Content starts

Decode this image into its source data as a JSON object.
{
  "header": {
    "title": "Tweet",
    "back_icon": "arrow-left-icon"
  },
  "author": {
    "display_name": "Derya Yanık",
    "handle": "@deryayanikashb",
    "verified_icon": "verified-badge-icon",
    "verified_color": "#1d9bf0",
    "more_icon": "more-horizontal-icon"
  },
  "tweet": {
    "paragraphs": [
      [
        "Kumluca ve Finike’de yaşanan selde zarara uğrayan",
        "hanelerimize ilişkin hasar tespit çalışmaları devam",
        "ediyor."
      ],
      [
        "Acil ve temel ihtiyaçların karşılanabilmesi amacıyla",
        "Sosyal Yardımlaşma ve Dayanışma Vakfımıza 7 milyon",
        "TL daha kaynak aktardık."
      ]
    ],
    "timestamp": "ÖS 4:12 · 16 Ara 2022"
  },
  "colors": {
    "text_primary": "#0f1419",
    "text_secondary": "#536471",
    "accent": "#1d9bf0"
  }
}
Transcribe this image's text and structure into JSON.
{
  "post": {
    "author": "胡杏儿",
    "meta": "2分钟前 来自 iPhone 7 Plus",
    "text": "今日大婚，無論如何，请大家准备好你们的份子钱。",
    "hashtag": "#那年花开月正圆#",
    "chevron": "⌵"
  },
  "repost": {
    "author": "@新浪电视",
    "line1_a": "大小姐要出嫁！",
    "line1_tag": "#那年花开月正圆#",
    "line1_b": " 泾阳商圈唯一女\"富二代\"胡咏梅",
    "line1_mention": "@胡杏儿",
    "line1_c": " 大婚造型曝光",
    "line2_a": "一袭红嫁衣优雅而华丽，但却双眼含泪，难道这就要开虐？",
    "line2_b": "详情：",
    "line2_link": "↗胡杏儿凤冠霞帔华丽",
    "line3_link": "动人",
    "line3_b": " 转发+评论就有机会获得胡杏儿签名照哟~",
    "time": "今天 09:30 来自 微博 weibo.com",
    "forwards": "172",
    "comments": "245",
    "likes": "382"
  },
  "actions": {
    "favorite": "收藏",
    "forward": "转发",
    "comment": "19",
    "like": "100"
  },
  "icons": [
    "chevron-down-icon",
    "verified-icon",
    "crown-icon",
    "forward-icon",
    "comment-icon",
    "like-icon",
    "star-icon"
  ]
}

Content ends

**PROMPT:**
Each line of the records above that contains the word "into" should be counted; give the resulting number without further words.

**SOLUTION:**
2